Supplied material:

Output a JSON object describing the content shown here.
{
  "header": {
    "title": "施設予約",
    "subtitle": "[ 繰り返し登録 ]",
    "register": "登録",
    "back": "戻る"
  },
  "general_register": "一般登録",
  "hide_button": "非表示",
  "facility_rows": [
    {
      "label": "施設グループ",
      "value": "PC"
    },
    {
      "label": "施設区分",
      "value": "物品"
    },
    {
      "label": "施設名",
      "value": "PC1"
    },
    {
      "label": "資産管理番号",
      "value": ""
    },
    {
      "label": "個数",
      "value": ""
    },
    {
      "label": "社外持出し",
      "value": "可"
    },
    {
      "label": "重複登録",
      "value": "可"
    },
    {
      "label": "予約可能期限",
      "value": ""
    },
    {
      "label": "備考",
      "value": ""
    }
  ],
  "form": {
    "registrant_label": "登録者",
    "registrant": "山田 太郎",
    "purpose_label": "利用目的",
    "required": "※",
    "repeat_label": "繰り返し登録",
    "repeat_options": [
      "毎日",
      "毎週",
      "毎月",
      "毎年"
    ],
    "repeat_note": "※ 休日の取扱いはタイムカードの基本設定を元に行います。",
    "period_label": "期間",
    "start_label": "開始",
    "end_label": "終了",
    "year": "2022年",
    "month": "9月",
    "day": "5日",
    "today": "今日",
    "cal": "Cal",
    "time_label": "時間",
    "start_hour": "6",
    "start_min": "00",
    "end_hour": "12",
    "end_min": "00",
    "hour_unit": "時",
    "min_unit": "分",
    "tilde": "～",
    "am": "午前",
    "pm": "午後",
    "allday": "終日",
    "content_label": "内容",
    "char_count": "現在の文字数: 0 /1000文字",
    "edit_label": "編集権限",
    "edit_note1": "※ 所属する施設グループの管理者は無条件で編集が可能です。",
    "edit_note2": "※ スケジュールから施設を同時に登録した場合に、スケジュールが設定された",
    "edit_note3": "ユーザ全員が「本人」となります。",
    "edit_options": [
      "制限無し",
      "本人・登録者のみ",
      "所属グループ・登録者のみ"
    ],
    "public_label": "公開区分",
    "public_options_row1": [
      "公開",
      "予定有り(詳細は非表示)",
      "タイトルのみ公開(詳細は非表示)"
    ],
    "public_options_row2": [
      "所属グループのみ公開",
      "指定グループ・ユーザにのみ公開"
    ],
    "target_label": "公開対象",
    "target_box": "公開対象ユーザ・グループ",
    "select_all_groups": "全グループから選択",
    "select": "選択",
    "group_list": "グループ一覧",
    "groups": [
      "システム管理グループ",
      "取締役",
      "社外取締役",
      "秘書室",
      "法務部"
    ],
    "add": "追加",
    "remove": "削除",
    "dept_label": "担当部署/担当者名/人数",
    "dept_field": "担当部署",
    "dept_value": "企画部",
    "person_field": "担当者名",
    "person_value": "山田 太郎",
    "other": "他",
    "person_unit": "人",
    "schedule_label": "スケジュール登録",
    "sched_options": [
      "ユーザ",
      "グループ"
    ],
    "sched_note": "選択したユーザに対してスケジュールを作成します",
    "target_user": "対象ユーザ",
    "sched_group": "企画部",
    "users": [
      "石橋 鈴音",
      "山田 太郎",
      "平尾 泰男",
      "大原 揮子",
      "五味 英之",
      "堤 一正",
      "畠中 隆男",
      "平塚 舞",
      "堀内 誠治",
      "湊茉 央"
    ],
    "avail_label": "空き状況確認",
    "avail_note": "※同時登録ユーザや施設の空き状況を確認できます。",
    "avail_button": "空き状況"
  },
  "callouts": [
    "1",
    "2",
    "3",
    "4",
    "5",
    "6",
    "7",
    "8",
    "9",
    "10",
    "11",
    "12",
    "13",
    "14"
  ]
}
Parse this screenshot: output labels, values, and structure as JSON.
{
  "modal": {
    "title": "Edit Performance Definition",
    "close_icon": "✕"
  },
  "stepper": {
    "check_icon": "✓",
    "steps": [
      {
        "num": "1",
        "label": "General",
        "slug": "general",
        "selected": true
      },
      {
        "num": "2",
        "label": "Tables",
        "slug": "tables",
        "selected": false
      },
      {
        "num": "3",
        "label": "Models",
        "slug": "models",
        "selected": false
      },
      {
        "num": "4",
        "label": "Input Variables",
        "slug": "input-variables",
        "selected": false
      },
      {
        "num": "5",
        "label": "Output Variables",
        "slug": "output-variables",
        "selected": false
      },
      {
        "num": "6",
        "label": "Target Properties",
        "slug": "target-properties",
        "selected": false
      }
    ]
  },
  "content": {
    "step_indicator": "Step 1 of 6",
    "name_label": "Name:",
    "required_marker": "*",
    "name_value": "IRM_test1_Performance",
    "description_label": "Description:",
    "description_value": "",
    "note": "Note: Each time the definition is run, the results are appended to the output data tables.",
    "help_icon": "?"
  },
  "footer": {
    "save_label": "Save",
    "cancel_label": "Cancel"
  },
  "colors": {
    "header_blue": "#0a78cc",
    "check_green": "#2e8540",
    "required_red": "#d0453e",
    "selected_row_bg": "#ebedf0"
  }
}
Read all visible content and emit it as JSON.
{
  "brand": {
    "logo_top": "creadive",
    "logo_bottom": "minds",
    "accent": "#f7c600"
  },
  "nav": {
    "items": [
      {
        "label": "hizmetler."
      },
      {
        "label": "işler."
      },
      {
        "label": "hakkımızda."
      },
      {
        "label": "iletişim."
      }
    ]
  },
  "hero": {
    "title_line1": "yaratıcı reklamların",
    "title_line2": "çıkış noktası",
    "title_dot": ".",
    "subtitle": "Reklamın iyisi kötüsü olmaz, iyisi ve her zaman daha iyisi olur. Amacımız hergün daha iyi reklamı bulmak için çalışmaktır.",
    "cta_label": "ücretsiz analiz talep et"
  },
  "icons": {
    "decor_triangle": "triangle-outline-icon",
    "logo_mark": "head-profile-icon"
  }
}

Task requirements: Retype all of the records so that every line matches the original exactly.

Exercise answer:
Output a JSON object describing the content shown here.
{
  "header": {
    "title": "施設予約",
    "subtitle": "[ 繰り返し登録 ]",
    "register": "登録",
    "back": "戻る"
  },
  "general_register": "一般登録",
  "hide_button": "非表示",
  "facility_rows": [
    {
      "label": "施設グループ",
      "value": "PC"
    },
    {
      "label": "施設区分",
      "value": "物品"
    },
    {
      "label": "施設名",
      "value": "PC1"
    },
    {
      "label": "資産管理番号",
      "value": ""
    },
    {
      "label": "個数",
      "value": ""
    },
    {
      "label": "社外持出し",
      "value": "可"
    },
    {
      "label": "重複登録",
      "value": "可"
    },
    {
      "label": "予約可能期限",
      "value": ""
    },
    {
      "label": "備考",
      "value": ""
    }
  ],
  "form": {
    "registrant_label": "登録者",
    "registrant": "山田 太郎",
    "purpose_label": "利用目的",
    "required": "※",
    "repeat_label": "繰り返し登録",
    "repeat_options": [
      "毎日",
      "毎週",
      "毎月",
      "毎年"
    ],
    "repeat_note": "※ 休日の取扱いはタイムカードの基本設定を元に行います。",
    "period_label": "期間",
    "start_label": "開始",
    "end_label": "終了",
    "year": "2022年",
    "month": "9月",
    "day": "5日",
    "today": "今日",
    "cal": "Cal",
    "time_label": "時間",
    "start_hour": "6",
    "start_min": "00",
    "end_hour": "12",
    "end_min": "00",
    "hour_unit": "時",
    "min_unit": "分",
    "tilde": "～",
    "am": "午前",
    "pm": "午後",
    "allday": "終日",
    "content_label": "内容",
    "char_count": "現在の文字数: 0 /1000文字",
    "edit_label": "編集権限",
    "edit_note1": "※ 所属する施設グループの管理者は無条件で編集が可能です。",
    "edit_note2": "※ スケジュールから施設を同時に登録した場合に、スケジュールが設定された",
    "edit_note3": "ユーザ全員が「本人」となります。",
    "edit_options": [
      "制限無し",
      "本人・登録者のみ",
      "所属グループ・登録者のみ"
    ],
    "public_label": "公開区分",
    "public_options_row1": [
      "公開",
      "予定有り(詳細は非表示)",
      "タイトルのみ公開(詳細は非表示)"
    ],
    "public_options_row2": [
      "所属グループのみ公開",
      "指定グループ・ユーザにのみ公開"
    ],
    "target_label": "公開対象",
    "target_box": "公開対象ユーザ・グループ",
    "select_all_groups": "全グループから選択",
    "select": "選択",
    "group_list": "グループ一覧",
    "groups": [
      "システム管理グループ",
      "取締役",
      "社外取締役",
      "秘書室",
      "法務部"
    ],
    "add": "追加",
    "remove": "削除",
    "dept_label": "担当部署/担当者名/人数",
    "dept_field": "担当部署",
    "dept_value": "企画部",
    "person_field": "担当者名",
    "person_value": "山田 太郎",
    "other": "他",
    "person_unit": "人",
    "schedule_label": "スケジュール登録",
    "sched_options": [
      "ユーザ",
      "グループ"
    ],
    "sched_note": "選択したユーザに対してスケジュールを作成します",
    "target_user": "対象ユーザ",
    "sched_group": "企画部",
    "users": [
      "石橋 鈴音",
      "山田 太郎",
      "平尾 泰男",
      "大原 揮子",
      "五味 英之",
      "堤 一正",
      "畠中 隆男",
      "平塚 舞",
      "堀内 誠治",
      "湊茉 央"
    ],
    "avail_label": "空き状況確認",
    "avail_note": "※同時登録ユーザや施設の空き状況を確認できます。",
    "avail_button": "空き状況"
  },
  "callouts": [
    "1",
    "2",
    "3",
    "4",
    "5",
    "6",
    "7",
    "8",
    "9",
    "10",
    "11",
    "12",
    "13",
    "14"
  ]
}
Parse this screenshot: output labels, values, and structure as JSON.
{
  "modal": {
    "title": "Edit Performance Definition",
    "close_icon": "✕"
  },
  "stepper": {
    "check_icon": "✓",
    "steps": [
      {
        "num": "1",
        "label": "General",
        "slug": "general",
        "selected": true
      },
      {
        "num": "2",
        "label": "Tables",
        "slug": "tables",
        "selected": false
      },
      {
        "num": "3",
        "label": "Models",
        "slug": "models",
        "selected": false
      },
      {
        "num": "4",
        "label": "Input Variables",
        "slug": "input-variables",
        "selected": false
      },
      {
        "num": "5",
        "label": "Output Variables",
        "slug": "output-variables",
        "selected": false
      },
      {
        "num": "6",
        "label": "Target Properties",
        "slug": "target-properties",
        "selected": false
      }
    ]
  },
  "content": {
    "step_indicator": "Step 1 of 6",
    "name_label": "Name:",
    "required_marker": "*",
    "name_value": "IRM_test1_Performance",
    "description_label": "Description:",
    "description_value": "",
    "note": "Note: Each time the definition is run, the results are appended to the output data tables.",
    "help_icon": "?"
  },
  "footer": {
    "save_label": "Save",
    "cancel_label": "Cancel"
  },
  "colors": {
    "header_blue": "#0a78cc",
    "check_green": "#2e8540",
    "required_red": "#d0453e",
    "selected_row_bg": "#ebedf0"
  }
}
Read all visible content and emit it as JSON.
{
  "brand": {
    "logo_top": "creadive",
    "logo_bottom": "minds",
    "accent": "#f7c600"
  },
  "nav": {
    "items": [
      {
        "label": "hizmetler."
      },
      {
        "label": "işler."
      },
      {
        "label": "hakkımızda."
      },
      {
        "label": "iletişim."
      }
    ]
  },
  "hero": {
    "title_line1": "yaratıcı reklamların",
    "title_line2": "çıkış noktası",
    "title_dot": ".",
    "subtitle": "Reklamın iyisi kötüsü olmaz, iyisi ve her zaman daha iyisi olur. Amacımız hergün daha iyi reklamı bulmak için çalışmaktır.",
    "cta_label": "ücretsiz analiz talep et"
  },
  "icons": {
    "decor_triangle": "triangle-outline-icon",
    "logo_mark": "head-profile-icon"
  }
}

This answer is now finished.